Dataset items
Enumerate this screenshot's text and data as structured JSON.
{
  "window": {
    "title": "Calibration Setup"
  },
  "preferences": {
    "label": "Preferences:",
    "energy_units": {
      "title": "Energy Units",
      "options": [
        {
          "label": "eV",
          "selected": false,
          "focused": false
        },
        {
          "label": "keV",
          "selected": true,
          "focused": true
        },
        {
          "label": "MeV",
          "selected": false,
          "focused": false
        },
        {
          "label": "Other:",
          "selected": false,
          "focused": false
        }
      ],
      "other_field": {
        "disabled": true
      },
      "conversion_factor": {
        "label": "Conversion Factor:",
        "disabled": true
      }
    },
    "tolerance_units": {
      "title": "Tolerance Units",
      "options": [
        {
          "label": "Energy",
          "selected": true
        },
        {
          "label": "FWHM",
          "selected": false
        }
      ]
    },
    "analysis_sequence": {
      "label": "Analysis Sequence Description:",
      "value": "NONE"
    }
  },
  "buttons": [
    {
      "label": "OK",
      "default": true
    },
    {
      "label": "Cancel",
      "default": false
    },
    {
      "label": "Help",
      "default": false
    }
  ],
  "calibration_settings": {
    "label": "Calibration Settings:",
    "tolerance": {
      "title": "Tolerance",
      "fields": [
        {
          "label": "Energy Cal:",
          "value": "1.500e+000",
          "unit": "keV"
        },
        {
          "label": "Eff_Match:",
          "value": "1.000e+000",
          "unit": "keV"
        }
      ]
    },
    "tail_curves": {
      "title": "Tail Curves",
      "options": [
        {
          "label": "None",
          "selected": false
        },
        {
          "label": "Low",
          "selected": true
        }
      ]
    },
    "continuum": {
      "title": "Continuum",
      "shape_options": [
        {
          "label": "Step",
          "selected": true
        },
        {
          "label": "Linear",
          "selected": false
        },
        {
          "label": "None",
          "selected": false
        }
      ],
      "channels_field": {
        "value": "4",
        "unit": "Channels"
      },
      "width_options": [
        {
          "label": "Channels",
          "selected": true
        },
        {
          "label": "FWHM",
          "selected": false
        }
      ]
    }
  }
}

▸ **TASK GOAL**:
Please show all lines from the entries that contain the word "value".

▸ **SOLVED EXERCISE**:
      "value": "NONE"
          "value": "1.500e+000",
          "value": "1.000e+000",
        "value": "4",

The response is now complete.